:: What is needed ::
Copy all the lines of the data that include the word "description".

:: Data provided ::
------------------------------------------------
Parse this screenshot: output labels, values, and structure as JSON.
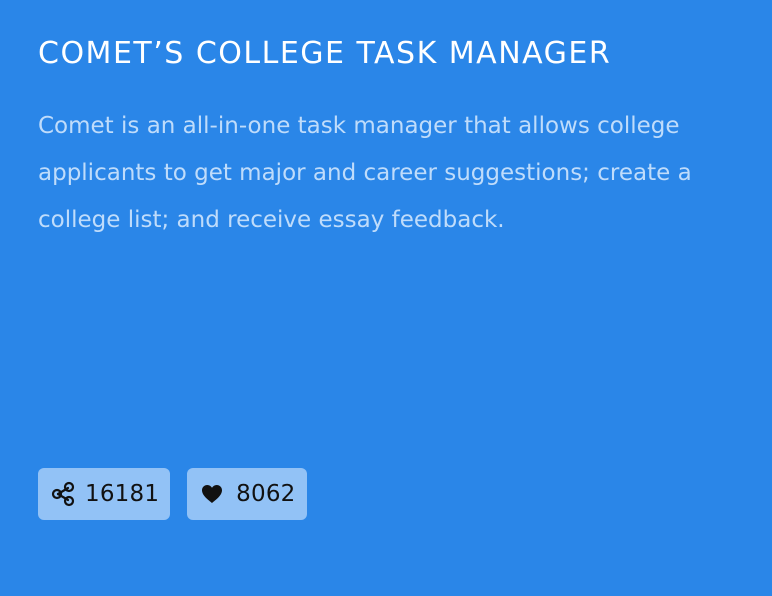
{
  "card": {
    "title": "COMET’S COLLEGE TASK MANAGER",
    "description": "Comet is an all-in-one task manager that allows college applicants to get major and career suggestions; create a college list; and receive essay feedback."
  },
  "stats": {
    "shares": {
      "icon": "share-icon",
      "count": "16181"
    },
    "likes": {
      "icon": "heart-icon",
      "count": "8062"
    }
  },
  "colors": {
    "background": "#2a86e8",
    "title": "#ffffff",
    "description": "#bfdcfb",
    "stat_button_bg": "#92c2f6",
    "stat_text": "#111111"
  }
}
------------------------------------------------
:: Task output ::
    "description": "Comet is an all-in-one task manager that allows college applicants to get major and career suggestions; create a college list; and receive essay feedback."
    "description": "#bfdcfb",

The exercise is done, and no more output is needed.